Sonic Attacks or Just Bad Headaches? The Truth is Out There
It may sound like a script for the “X Files,” nevertheless the United States Department of State has warned Americans not to travel to Cuba because of an alleged series of sonic attacks on its diplomats in recent months, forcing the removal of many US personnel from the Island.
During the summer, at least 21 employees at the US Embassy in Havana were said to be targeted in specific attacks. They reported a range of symptoms including hearing loss, dizziness, headaches, fatigue, cognitive issues and difficulty sleeping.
A sonic attack is the use of extremely high-power sound waves that can disrupt or destroy the eardrums of a target and cause severe pain or disorientation.
“Because our personnel’s safety is at risk, and we are unable to identify the source of the attacks, we believe US citizens may also be at risk and warn them not to travel to Cuba,” the State Department said.
Last Friday (Sept. 29), it ordered the departure of nonessential US employees and their families. It said that until the Cuba government can assure the safety of US Government personnel in Cuba, the embassy will be reduced to emergency personnel so as to minimize the number of US Government personnel at risk of exposure.
The remaining personnel will carry out core diplomatic and consular functions, including providing emergency assistance to US citizens in Cuba.
Routine visa operations were also suspended indefinitely, and short-term travel by US Government officials to Cuba will also be limited to those involved with the ongoing investigation or who have a need to travel related to the US national security or crucial embassy operations.
“The United States will not send official delegations to Cuba or conduct bilateral meetings in Cuba for the time being. Meetings may continue in the United States,” an official said.

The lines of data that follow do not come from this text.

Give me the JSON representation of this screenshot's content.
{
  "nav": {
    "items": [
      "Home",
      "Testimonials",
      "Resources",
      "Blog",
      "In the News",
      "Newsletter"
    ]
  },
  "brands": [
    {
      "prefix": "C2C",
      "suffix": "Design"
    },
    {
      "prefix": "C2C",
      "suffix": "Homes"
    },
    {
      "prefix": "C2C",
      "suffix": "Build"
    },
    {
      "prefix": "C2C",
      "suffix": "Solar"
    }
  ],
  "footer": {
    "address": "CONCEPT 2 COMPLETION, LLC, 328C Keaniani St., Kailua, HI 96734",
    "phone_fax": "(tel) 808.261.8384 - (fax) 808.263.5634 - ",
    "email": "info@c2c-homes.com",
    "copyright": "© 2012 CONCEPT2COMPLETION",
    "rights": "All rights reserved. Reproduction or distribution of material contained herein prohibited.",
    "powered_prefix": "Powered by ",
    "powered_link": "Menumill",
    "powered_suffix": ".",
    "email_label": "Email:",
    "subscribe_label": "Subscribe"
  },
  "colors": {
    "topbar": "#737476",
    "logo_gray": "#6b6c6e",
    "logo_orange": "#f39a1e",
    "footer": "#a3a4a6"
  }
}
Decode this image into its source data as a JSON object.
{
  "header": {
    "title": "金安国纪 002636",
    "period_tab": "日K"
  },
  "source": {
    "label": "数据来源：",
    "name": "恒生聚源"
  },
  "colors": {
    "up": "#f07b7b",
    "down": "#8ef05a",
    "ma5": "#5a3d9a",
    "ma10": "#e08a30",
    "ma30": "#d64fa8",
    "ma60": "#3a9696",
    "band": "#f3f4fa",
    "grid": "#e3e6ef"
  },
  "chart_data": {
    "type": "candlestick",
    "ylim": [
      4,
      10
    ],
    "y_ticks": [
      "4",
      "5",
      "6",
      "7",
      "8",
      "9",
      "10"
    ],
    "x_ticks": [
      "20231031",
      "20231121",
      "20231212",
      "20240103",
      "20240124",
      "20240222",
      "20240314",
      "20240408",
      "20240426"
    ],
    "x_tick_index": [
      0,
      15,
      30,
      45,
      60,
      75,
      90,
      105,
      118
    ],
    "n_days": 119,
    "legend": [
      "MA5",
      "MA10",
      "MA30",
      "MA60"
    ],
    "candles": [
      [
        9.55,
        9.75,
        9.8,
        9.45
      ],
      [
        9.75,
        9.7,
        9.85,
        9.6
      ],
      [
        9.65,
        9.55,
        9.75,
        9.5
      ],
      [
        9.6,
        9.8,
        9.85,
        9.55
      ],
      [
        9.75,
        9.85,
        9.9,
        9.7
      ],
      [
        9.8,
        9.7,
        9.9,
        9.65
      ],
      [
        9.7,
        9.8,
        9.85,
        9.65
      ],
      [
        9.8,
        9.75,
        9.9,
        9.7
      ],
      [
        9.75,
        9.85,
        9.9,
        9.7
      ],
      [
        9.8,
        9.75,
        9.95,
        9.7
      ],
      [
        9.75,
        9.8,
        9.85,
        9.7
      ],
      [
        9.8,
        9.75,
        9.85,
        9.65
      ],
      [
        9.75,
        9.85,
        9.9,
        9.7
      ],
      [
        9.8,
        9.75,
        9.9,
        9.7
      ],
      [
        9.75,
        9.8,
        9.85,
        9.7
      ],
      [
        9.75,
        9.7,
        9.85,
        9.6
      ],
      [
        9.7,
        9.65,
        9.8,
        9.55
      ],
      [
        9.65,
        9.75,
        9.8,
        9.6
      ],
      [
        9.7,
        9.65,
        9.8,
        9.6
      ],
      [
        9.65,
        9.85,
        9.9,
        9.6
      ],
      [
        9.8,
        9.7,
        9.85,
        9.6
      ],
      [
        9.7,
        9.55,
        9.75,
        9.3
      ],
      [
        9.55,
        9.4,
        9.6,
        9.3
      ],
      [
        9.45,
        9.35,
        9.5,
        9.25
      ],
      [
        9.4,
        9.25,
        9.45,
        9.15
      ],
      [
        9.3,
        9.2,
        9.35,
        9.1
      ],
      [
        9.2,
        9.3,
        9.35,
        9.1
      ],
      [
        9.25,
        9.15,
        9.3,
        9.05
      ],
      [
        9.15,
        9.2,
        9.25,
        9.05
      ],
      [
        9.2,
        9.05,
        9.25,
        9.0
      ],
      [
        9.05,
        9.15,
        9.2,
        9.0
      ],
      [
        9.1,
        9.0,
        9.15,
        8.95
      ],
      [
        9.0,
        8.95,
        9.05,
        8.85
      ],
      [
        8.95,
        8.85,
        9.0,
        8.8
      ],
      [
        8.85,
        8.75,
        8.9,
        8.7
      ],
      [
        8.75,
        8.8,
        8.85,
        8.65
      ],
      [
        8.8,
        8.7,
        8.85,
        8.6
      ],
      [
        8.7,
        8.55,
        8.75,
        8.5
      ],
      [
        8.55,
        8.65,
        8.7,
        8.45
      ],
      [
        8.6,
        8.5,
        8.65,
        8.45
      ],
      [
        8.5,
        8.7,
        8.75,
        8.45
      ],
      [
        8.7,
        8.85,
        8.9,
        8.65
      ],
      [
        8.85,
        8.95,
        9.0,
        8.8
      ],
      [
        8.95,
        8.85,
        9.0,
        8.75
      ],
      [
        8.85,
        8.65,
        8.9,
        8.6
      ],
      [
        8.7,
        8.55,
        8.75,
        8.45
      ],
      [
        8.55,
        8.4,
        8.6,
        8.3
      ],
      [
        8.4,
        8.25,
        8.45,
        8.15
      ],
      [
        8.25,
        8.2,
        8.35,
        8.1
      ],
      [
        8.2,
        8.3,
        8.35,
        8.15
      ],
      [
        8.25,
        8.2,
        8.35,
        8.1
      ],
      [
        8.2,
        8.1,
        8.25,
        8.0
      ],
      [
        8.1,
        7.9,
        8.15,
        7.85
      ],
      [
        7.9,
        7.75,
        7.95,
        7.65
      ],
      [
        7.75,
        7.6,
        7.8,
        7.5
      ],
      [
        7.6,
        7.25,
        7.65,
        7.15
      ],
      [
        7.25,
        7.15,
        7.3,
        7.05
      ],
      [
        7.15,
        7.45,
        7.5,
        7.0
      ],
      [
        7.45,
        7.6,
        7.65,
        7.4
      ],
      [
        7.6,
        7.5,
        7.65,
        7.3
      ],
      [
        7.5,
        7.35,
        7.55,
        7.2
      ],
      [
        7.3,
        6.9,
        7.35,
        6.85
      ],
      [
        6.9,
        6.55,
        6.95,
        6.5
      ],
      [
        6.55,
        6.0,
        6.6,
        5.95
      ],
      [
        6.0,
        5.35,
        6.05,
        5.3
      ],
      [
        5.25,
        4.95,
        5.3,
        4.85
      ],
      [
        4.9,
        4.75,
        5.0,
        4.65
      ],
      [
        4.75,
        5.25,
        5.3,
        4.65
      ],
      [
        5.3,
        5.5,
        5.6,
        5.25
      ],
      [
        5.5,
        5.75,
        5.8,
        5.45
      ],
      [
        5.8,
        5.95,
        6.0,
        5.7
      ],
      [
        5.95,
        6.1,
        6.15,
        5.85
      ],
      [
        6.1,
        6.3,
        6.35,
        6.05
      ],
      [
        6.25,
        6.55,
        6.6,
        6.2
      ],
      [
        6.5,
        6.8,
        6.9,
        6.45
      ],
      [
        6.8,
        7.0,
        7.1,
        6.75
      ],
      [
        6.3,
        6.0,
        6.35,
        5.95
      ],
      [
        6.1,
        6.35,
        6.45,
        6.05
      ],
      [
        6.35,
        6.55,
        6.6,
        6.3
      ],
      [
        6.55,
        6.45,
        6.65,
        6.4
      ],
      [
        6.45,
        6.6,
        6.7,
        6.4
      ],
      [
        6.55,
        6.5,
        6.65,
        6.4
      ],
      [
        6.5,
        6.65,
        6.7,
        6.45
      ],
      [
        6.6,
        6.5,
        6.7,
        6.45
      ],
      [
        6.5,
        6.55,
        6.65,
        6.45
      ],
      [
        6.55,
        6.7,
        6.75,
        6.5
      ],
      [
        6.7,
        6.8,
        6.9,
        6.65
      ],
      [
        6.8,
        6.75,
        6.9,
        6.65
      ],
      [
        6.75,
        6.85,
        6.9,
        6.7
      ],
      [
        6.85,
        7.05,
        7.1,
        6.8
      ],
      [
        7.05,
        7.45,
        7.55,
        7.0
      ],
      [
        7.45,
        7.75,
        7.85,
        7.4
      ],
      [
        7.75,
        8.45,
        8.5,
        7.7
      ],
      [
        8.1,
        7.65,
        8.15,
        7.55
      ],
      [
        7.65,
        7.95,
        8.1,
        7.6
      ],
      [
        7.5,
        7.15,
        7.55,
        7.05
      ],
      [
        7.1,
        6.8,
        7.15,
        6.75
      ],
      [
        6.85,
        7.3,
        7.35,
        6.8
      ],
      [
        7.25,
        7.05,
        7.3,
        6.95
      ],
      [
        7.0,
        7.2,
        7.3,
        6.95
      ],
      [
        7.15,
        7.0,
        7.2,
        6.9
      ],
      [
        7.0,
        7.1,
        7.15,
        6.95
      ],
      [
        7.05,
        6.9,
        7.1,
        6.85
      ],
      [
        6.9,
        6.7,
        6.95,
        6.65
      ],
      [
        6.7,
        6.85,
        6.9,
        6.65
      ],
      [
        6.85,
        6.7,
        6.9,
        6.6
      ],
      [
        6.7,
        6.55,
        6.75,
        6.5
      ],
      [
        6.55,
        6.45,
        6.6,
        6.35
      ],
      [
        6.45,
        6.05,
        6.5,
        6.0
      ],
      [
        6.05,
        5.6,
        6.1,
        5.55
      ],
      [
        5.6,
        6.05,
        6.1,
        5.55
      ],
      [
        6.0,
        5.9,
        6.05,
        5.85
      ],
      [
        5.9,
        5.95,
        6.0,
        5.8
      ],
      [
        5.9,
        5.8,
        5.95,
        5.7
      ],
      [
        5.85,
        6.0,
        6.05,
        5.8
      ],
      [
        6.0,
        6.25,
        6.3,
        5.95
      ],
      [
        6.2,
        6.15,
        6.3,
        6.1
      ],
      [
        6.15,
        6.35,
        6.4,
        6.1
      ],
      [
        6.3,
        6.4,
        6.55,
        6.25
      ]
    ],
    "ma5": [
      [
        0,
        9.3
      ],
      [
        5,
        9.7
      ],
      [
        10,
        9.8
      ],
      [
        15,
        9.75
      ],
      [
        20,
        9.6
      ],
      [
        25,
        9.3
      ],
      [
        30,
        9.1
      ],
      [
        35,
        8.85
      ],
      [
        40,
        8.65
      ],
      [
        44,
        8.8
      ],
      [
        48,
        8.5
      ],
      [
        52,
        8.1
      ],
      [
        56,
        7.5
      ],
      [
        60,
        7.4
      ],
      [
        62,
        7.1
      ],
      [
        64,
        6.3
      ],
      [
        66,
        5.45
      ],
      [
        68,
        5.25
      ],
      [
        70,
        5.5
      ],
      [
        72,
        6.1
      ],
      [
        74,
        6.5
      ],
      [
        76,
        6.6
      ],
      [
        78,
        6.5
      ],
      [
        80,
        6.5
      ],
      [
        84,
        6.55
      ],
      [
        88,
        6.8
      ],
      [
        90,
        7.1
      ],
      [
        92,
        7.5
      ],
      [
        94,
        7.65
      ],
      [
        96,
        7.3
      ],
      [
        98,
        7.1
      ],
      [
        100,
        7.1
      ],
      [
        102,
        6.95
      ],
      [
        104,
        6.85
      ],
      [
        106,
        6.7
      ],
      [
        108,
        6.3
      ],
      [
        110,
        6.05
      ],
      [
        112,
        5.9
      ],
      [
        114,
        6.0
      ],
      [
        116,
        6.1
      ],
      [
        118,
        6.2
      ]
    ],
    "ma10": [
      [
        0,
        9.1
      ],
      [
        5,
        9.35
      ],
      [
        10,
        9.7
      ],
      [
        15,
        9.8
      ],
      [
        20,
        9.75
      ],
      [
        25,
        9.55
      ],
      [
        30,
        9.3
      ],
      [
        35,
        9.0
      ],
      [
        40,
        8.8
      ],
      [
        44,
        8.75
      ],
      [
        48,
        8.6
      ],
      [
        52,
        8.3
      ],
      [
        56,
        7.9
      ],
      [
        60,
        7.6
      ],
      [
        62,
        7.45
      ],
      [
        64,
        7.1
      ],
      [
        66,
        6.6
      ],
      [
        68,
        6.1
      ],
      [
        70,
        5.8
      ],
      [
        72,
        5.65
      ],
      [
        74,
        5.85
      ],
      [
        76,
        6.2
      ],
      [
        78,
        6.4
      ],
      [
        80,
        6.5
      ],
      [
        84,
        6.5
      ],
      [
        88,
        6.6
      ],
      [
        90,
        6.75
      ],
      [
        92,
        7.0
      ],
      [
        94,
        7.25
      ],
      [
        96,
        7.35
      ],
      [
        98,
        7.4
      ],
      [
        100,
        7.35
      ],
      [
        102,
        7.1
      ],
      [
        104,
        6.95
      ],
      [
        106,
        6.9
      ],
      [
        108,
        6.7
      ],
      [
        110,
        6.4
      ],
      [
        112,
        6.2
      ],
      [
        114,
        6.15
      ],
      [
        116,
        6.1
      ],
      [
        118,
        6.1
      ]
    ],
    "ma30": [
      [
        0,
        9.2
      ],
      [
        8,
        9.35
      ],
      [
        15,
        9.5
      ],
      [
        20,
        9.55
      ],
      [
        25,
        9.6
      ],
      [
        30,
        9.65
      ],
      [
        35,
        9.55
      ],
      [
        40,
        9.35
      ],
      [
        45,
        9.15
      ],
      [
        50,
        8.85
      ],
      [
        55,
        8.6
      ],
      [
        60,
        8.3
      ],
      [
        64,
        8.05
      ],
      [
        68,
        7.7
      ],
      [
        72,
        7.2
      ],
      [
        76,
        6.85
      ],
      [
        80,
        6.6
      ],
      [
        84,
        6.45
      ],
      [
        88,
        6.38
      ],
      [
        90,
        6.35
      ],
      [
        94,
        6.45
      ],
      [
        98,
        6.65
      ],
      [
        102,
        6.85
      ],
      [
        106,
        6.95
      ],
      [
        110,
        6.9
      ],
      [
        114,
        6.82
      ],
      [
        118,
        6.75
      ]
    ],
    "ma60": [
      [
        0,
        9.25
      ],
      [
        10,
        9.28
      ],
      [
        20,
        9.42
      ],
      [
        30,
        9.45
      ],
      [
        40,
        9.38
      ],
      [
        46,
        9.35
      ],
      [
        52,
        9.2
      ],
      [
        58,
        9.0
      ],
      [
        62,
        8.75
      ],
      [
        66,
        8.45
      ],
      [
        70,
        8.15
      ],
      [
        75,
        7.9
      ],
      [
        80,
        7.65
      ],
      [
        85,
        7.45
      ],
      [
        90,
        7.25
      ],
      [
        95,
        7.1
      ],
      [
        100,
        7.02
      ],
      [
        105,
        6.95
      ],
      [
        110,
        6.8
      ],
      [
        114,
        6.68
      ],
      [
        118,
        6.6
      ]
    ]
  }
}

Cuba has denied responsibility for the attacks and the State Department acknowledged the government’s efforts to investigate and its cooperation in facilitating the US investigation. But according to US officials, “The government of Cuba is responsible for taking all appropriate steps to prevent attacks on our diplomatic personnel in Cuba.”
At a teleconference Friday, a US State Department official said the US had not ruled out the possibility of a third country being responsible for the alleged attacks and that was part of the investigation